* [Problem statement]:
In the entries below, count the lines holding "Enroll". Reply with the number only.

Exercise data Block Start

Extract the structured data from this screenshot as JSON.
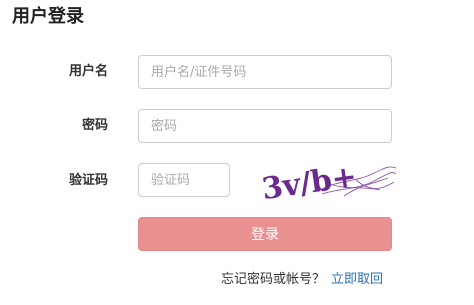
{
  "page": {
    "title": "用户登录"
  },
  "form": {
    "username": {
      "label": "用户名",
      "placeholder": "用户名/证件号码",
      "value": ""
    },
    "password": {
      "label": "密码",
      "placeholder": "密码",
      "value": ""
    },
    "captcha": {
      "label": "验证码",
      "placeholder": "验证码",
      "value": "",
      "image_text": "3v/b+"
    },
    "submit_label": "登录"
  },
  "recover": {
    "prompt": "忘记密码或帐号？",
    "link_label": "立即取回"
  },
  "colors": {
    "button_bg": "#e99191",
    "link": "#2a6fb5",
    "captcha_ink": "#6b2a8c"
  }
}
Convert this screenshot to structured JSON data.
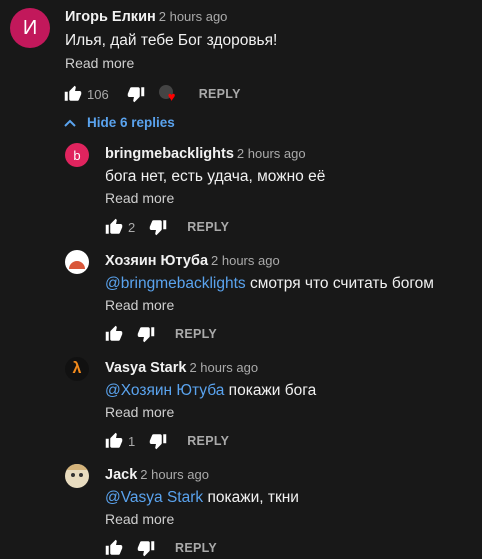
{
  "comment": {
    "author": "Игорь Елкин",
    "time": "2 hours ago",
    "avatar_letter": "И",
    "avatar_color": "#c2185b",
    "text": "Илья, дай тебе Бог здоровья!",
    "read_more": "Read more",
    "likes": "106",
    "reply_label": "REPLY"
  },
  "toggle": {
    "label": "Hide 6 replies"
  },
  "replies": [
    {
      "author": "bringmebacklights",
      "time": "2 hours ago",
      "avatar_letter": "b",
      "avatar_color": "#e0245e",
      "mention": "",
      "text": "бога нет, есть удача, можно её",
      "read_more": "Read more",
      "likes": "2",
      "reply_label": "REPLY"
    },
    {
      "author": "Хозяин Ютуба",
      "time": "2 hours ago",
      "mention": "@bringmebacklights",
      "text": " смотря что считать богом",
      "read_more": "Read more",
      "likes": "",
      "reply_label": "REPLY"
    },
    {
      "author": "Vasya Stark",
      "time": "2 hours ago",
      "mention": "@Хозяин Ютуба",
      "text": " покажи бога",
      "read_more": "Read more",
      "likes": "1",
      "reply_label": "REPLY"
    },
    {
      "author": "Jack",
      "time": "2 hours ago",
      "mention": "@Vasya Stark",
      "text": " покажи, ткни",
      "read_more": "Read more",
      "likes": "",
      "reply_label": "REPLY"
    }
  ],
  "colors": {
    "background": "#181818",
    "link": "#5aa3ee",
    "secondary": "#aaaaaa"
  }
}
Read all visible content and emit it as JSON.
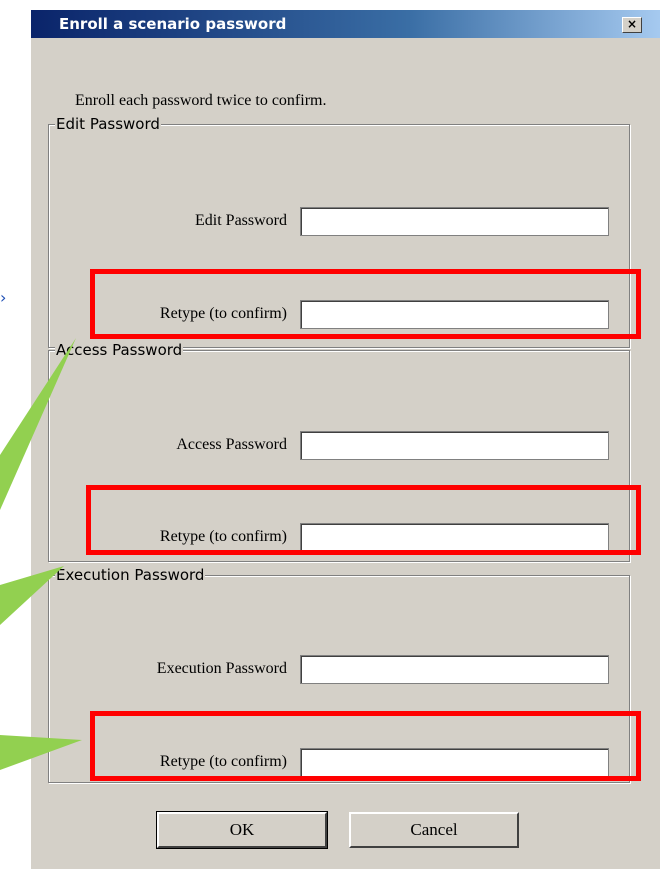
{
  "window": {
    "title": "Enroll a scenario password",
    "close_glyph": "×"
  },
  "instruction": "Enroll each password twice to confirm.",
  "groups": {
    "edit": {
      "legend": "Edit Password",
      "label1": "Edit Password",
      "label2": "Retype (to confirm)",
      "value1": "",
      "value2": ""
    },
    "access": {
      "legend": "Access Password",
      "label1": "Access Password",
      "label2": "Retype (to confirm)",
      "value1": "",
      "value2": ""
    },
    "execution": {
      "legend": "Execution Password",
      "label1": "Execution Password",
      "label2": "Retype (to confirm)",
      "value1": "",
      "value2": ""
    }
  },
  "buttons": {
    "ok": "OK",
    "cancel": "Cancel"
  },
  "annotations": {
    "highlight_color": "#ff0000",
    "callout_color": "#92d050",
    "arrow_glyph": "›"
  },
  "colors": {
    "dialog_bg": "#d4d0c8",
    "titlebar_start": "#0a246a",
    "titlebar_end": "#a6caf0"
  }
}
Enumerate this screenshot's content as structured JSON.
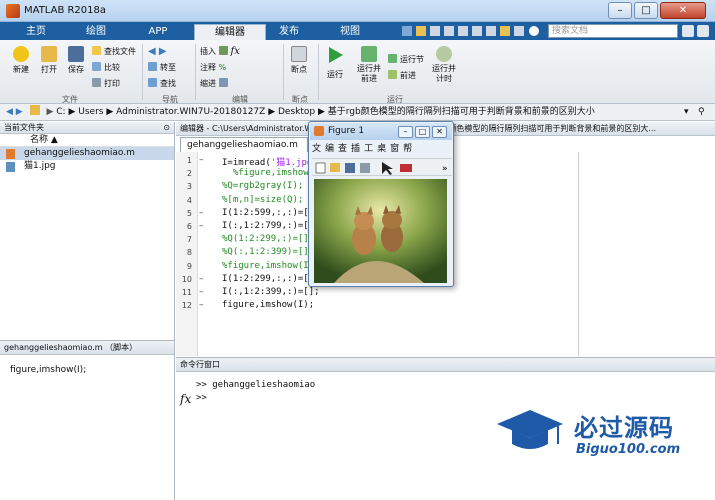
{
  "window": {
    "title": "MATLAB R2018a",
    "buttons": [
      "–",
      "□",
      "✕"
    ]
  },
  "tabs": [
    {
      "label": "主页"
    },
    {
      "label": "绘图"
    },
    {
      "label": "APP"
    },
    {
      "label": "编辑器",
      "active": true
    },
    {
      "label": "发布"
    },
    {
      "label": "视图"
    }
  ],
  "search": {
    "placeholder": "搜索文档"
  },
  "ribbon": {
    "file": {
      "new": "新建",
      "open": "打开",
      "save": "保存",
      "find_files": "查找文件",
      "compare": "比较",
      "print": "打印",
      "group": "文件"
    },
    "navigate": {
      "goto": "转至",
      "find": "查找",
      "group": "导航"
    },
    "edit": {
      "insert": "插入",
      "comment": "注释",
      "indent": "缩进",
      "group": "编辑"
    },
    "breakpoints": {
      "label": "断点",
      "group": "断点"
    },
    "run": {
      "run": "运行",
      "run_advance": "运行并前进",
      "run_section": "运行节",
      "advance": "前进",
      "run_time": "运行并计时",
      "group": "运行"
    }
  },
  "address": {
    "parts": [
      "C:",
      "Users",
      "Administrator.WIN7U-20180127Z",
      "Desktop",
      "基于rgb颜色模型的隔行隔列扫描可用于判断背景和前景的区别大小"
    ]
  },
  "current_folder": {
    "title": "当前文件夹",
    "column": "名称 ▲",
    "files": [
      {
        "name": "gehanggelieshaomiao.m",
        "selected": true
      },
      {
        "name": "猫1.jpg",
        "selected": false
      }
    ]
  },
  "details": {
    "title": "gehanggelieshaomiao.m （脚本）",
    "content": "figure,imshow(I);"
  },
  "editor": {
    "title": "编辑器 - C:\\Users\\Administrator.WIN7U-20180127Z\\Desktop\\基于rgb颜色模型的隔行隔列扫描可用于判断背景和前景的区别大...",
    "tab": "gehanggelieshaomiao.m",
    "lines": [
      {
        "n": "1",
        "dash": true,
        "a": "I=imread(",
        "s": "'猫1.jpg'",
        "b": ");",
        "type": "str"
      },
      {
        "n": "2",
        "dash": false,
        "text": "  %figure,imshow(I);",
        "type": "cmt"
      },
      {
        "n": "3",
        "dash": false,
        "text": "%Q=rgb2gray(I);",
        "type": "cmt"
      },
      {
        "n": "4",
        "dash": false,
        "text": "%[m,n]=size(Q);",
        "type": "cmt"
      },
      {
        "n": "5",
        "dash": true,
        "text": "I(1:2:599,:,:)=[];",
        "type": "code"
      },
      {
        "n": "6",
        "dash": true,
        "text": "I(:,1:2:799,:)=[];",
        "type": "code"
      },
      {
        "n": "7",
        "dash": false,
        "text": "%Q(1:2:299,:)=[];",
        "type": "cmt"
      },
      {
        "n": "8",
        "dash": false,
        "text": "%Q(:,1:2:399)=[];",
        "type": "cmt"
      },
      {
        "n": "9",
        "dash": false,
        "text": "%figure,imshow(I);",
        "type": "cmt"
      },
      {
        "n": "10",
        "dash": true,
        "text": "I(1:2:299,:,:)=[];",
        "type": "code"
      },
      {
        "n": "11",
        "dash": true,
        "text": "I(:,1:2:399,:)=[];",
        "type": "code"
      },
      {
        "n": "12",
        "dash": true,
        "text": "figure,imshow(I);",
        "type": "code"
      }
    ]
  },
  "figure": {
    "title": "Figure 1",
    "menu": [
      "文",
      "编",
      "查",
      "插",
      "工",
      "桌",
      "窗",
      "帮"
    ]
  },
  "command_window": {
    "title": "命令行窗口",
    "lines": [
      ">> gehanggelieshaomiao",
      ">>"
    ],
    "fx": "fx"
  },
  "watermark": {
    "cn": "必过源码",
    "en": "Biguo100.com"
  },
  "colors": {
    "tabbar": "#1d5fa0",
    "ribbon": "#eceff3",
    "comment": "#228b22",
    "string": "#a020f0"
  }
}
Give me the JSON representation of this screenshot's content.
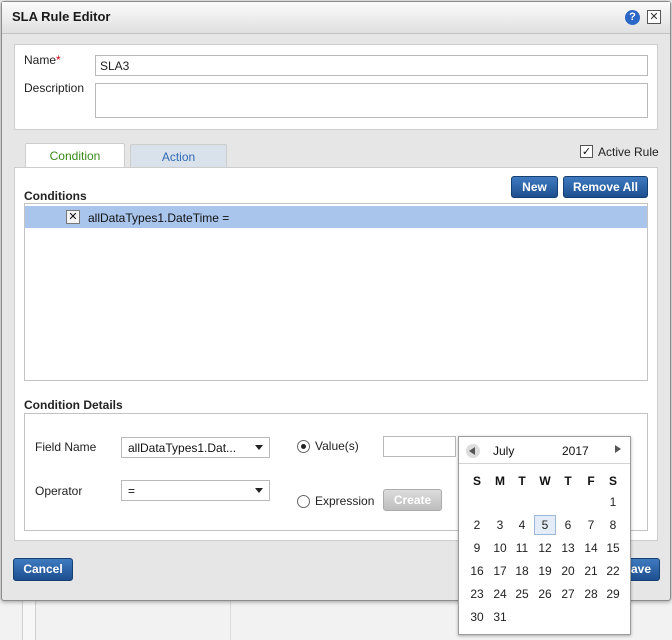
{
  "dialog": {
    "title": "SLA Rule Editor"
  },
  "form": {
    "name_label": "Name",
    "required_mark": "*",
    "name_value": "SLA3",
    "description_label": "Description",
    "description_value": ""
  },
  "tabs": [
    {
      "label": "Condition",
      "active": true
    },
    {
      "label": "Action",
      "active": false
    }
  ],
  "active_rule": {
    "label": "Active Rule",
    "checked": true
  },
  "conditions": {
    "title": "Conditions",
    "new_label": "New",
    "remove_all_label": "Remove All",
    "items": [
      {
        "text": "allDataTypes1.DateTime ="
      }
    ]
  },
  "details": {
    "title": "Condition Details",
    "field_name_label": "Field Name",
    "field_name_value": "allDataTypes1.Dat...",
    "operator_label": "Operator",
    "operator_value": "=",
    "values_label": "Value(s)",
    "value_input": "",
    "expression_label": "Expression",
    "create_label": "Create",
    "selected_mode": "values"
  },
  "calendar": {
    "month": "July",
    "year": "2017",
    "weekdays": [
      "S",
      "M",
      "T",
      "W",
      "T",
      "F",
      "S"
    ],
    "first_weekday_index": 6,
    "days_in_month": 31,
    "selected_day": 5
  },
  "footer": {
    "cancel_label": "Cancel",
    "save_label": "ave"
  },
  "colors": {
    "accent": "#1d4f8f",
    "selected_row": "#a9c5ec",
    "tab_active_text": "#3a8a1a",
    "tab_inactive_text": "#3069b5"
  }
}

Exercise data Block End

* [Task result]:
2